Given what is going on in the nation right now, it would be great if we could get a movie which truly bridges a diverse audience and offers jokes which are simply funny and don't fall back on age-old stereotypes. Get Hard is not that movie. The movie only reinforces negative images and plays to the lowest common denominator. This one note movie wastes the talents of Ferrell and Hart and only leaves us wondering what could have been if these two funny men had been given a solid script.

Get Hard is an experience which is sort of like prison on Blu-ray Disc courtesy of Warner Home Video. The film has been letterboxed at 1.85:1 and the Disc contains an AVC 1080p HD transfer which runs at an average of 28 Mbps. The image is very sharp and clear, showing no notable grain and no defects from the source materials. The colors look very good (and really stand out here), and the image is never overly dark or bright. The level of detail is notable, as the image is never soft and skin tones aren't waxy, and the depth is adequate. The Disc carries a DTS-HD Master Audio 5.1 track which runs at 48 kHz and an average of 3.5 Mbps. The track provides clear dialogue and sound effects. The film offers a great deal of bass-heavy music and this gives the subwoofer a true workout. Stereo effects show good separation and the surround sound effects really come to life during a chase sequence.

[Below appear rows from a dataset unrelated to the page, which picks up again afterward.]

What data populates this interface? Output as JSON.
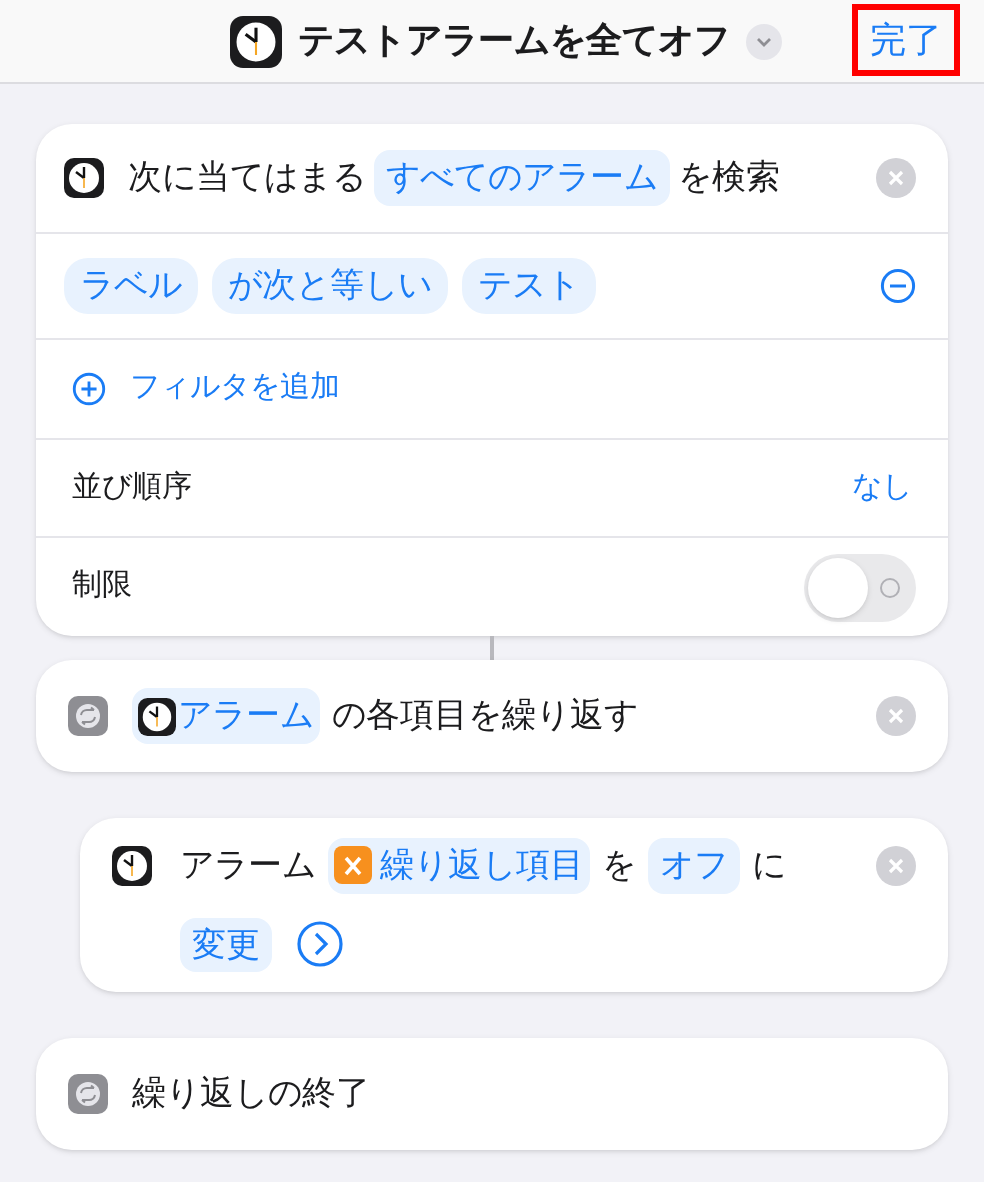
{
  "header": {
    "title": "テストアラームを全てオフ",
    "done": {
      "label": "完了",
      "highlighted": true
    }
  },
  "find_action": {
    "parts": [
      {
        "kind": "text",
        "text": "次に当てはまる"
      },
      {
        "kind": "token",
        "text": "すべてのアラーム"
      },
      {
        "kind": "text",
        "text": "を検索"
      }
    ],
    "filter": {
      "tokens": [
        "ラベル",
        "が次と等しい",
        "テスト"
      ]
    },
    "add_filter": "フィルタを追加",
    "sort": {
      "label": "並び順序",
      "value": "なし"
    },
    "limit": {
      "label": "制限",
      "on": false
    }
  },
  "repeat_action": {
    "parts": [
      {
        "kind": "clock_token",
        "text": "アラーム"
      },
      {
        "kind": "text",
        "text": "の各項目を繰り返す"
      }
    ]
  },
  "toggle_action": {
    "parts": [
      {
        "kind": "text",
        "text": "アラーム"
      },
      {
        "kind": "variable",
        "text": "繰り返し項目"
      },
      {
        "kind": "text",
        "text": "を"
      },
      {
        "kind": "token",
        "text": "オフ"
      },
      {
        "kind": "text",
        "text": "に"
      },
      {
        "kind": "break"
      },
      {
        "kind": "token",
        "text": "変更"
      },
      {
        "kind": "more"
      }
    ]
  },
  "end_action": {
    "label": "繰り返しの終了"
  }
}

The Get Hard Blu-ray Disc has a surprising amount of extras. "Just Put Your Lips Together and Blow" (4 minutes) offers alternate takes and bloopers from a particularly uncomfortable moment in the film. "Line-O-Ramas" (10 minutes) offers four categories -- "Swear-O-Rama", "Pickup-O-Rama", "Shiv-O-Rama" and "Cry A River-O-Rama" -- of unused and throw-away lines. "The Kevin Hart Workout" (3 minutes) shows Hart doing stuntwork, most of which involves the actor being thrown around in a harness. "Face Off with Will Ferrell and Kevin Hart" (5 minutes) has the two comics simply goofing around on-set. "Ferrell Fighting" (3 minutes) takes us on-set to show us some alternate takes from James' fight scenes and martial arts practice. "A Date with John Mayer" (2 minutes) has Mayer and Ferrell discussing their scene and the art of guitar. The "dance" is explained in "Twerking 101" (1 minute). "Will Ferrell, Gangsta" (2 minutes) looks at the "hip-hop fashions" in the film. "Inmates: Out of Control" (6 minutes) is sort of a making-of, which then focuses on Ferrell and Hart's comedy stylings, as well some of the other actors. "Bikers, Babes, and Big Bangs" (3 minutes) goes behind the scenes for the white supremacists scene. We get a 3-minute GAG REEL. The Disc contains eight DELETED SCENES which run about 25 minutes, and all of which are simply longer versions of scenes from the finished film.

Review Copyright 2015 by Mike Long